Socioeconomic Determinants of Homegardening in the Southeast of Mexico: An Endowments-Based Livelihoods Framework

Abstract / Resumen / Resumo
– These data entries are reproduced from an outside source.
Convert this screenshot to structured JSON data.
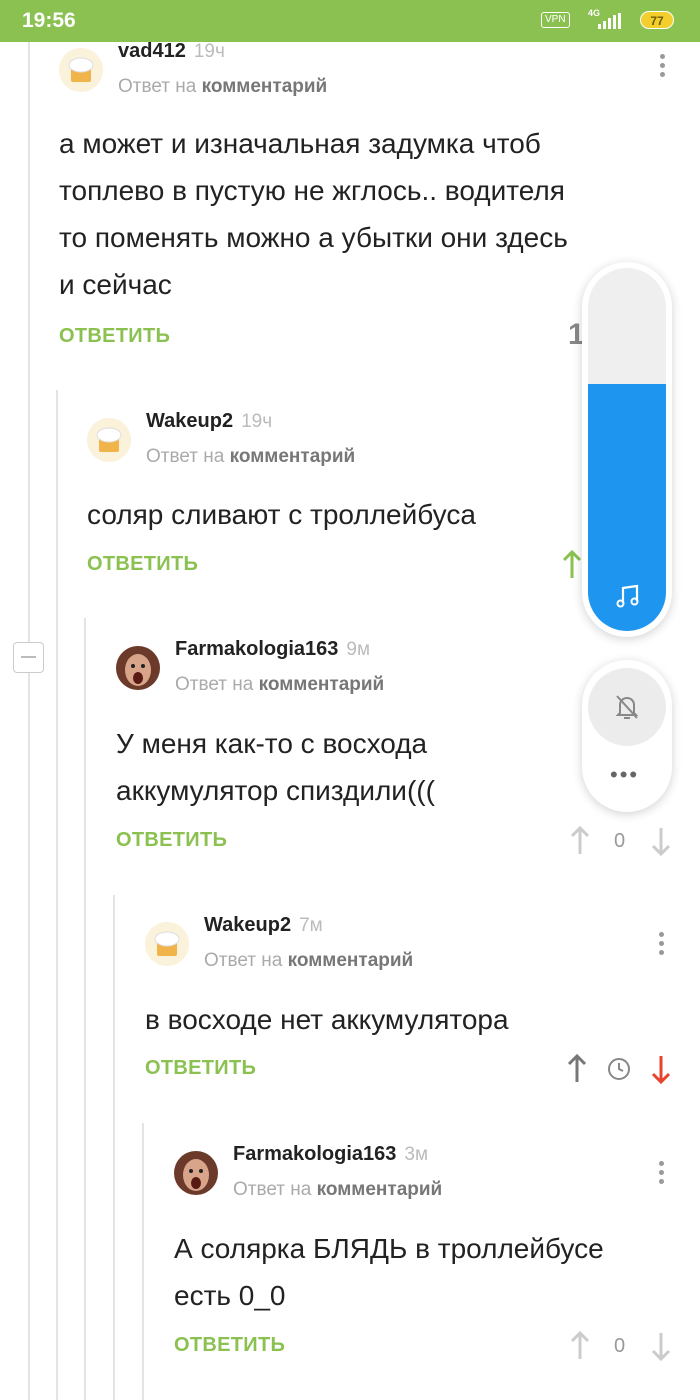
{
  "status_bar": {
    "time": "19:56",
    "vpn": "VPN",
    "network": "4G",
    "battery": "77"
  },
  "comments": [
    {
      "username": "vad412",
      "time": "19ч",
      "reply_prefix": "Ответ на",
      "reply_link": "комментарий",
      "lines": [
        "а может и изначальная задумка чтоб",
        "топлево в пустую не жглось.. водителя",
        "то поменять можно а убытки они здесь",
        "и сейчас"
      ],
      "reply_label": "ОТВЕТИТЬ",
      "rating_partial": "1"
    },
    {
      "username": "Wakeup2",
      "time": "19ч",
      "reply_prefix": "Ответ на",
      "reply_link": "комментарий",
      "lines": [
        "соляр сливают с троллейбуса"
      ],
      "reply_label": "ОТВЕТИТЬ"
    },
    {
      "username": "Farmakologia163",
      "time": "9м",
      "reply_prefix": "Ответ на",
      "reply_link": "комментарий",
      "lines": [
        "У меня как-то с восхода",
        "аккумулятор спиздили((("
      ],
      "reply_label": "ОТВЕТИТЬ",
      "rating": "0"
    },
    {
      "username": "Wakeup2",
      "time": "7м",
      "reply_prefix": "Ответ на",
      "reply_link": "комментарий",
      "lines": [
        "в восходе нет аккумулятора"
      ],
      "reply_label": "ОТВЕТИТЬ"
    },
    {
      "username": "Farmakologia163",
      "time": "3м",
      "reply_prefix": "Ответ на",
      "reply_link": "комментарий",
      "lines": [
        "А солярка БЛЯДЬ в троллейбусе",
        "есть 0_0"
      ],
      "reply_label": "ОТВЕТИТЬ",
      "rating": "0"
    }
  ],
  "volume_overlay": {
    "level_fraction": 0.68,
    "accent": "#1e96f0",
    "more_label": "•••"
  },
  "colors": {
    "brand_green": "#8ac150",
    "downvote_red": "#e8432c"
  },
  "icons": [
    "music-note-icon",
    "bell-off-icon",
    "arrow-up-icon",
    "arrow-down-icon",
    "clock-icon",
    "more-vert-icon"
  ]
}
In the vast literature on homegardens, most of the studies have focused on describing their properties and functions, while there is scant knowledge about the socioeconomic determinants of homegardening patterns. This paper contributes to fill this gap by assessing the planned agrobiodiversity of homegardens in Yucatán, Mexico and studying the association between homegardening patterns and contextual and household characteristics. In doing so, the paper draws upon key elements of the Capability Approach and the Sustainable Livelihoods Framework. Data collection took place in four Yucatecan communities showing different urbanisation levels and thus, heterogenous presence of Mayan indigenous population and diverse attachment to traditional agricultural livelihoods. A mixed-methods approach was followed, involving household surveys and interviews, and quantitative analysis informed by qualitative insights. Principal components analysis, cluster and regression analyses were applied to develop a homegarden typology and identify associations between four homegardening patterns and five relevant household characteristics: (i) the household structure and family life cycle; (ii) ethnicity; (iii) rural-urban interactions; (iv) wealth; and (v) government-led development interventions. The paper contributes to broader debates on the nexus between agrobiodiversity and sociocultural and economic interactions and on how these influence alternative pathways to the dominant agrobiodiversity loss trend.